Why It Pays To Accept Credit Cards


accept credit cardsOne of the biggest challenges for a small business is competing with larger businesses with greater resources. One proven strategy for leveling the playing field is to accept credit cards. After all, 78 percent of American consumers own a credit card, and 80 percent own a debit card.¹ That’s a huge market that no merchant can afford to ignore — especially small businesses who don’t plan on remaining small for long.

Small businesses that start to accept credit cards benefit in a variety of ways. Most obviously, they immediately become an option for patrons who prefer to pay with plastic. In their eyes, seeing the logos of the major credit cards in a merchant’s shop or on their e-Commerce website means that merchant is in the same league as much larger retailers. Since most small businesses strive to offer the superior customer service that the Big Boys often can’t or won’t, it’s a no brainer that they should expand their payment options to include the debit and credit cards consumers use so frequently.

Secondly, the convenience of credit cards cuts both ways. Consumers appreciate swiping their card and cutting the transaction time to just seconds so they can be on their way. But merchants benefit, too. Shorter transaction times mean they can serve more customers more efficiently. And, at the end of the day, merchants can send all their transactions in one batch to their credit card processor for electronic settlement, knowing that within days the proceeds will land in their account.

Credit card processing with a reputable merchant services provider like Merchant Account® is a very secure operation. State-of-the-art encryption technology keeps cardholder and account information safe, as does our PCI-compliant electronic payment gateway Transaction Express™. Whether a merchant accepts credit cards with a countertop terminal, an online virtual terminal or in the field with our mobile PayFox® service, the transaction is protected from fraudsters and identity thieves.

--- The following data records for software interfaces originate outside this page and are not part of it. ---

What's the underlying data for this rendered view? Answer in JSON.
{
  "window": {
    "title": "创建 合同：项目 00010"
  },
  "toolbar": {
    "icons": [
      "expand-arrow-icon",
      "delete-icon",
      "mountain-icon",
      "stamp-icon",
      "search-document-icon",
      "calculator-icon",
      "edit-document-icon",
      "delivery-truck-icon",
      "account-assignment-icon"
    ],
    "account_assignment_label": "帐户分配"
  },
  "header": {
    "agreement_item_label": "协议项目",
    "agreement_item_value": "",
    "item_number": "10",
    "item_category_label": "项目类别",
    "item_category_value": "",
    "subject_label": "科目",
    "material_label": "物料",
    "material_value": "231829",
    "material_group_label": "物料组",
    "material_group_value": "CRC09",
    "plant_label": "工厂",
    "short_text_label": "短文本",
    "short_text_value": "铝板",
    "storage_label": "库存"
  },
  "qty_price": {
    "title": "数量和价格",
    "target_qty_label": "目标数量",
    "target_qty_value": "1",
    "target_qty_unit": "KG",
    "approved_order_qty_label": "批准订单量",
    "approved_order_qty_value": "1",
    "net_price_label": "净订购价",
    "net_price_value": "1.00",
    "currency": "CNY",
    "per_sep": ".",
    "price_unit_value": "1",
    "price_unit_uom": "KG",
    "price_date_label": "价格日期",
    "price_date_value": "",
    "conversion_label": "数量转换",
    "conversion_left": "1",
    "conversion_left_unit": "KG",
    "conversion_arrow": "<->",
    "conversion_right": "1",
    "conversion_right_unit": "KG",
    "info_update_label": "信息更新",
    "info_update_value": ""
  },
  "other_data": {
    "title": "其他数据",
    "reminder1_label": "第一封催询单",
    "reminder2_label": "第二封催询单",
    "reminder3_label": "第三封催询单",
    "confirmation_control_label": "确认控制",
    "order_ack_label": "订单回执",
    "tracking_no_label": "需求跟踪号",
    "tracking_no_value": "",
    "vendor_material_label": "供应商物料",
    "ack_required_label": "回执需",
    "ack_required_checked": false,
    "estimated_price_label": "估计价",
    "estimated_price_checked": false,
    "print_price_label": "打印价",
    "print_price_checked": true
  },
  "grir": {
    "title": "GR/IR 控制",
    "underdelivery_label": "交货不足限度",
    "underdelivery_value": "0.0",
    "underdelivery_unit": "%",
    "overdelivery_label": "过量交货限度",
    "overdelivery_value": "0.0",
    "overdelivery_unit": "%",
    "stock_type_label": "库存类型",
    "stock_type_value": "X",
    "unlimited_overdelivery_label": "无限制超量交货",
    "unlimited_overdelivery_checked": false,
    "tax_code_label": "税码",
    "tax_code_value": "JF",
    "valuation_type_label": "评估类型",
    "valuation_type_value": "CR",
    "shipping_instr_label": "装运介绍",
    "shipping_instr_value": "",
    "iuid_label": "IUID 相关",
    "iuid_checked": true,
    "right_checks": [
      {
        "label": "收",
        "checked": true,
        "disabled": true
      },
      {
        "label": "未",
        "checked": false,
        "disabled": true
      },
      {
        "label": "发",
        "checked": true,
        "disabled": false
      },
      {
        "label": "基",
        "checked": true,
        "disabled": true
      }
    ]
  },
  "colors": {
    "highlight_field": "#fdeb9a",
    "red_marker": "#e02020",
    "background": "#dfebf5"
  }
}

Merchants who accept credit cards also usually see an increase in sales. The reason is simple: Credit card shoppers tend to spend more than shoppers who pay with cash or a check. Impulse buying and upgrading to a higher level of merchandise are both possible when the shopper taps a line of credit instead of a wallet to pay.

Finally, there are savings to be realized from accepting credit cards. Merchants spend less time making bank runs and processing paper checks. New credit card processing options like wireless and mobile mean that merchants who deliver services or products to customers’ homes or businesses can collect right then and there, foregoing the time-consuming and expensive billing and collection process.

Today’s credit card processing is fast, convenient and safe, and the many options available give merchants the opportunity to work with a merchant services provider to design a package that meets all their requirements. For small business, being able to accept credit cards is the smart way to go and grow.

¹   Source: “The Survey of Consumer Payment Choice,” Federal Reserve Bank of Boston, January 201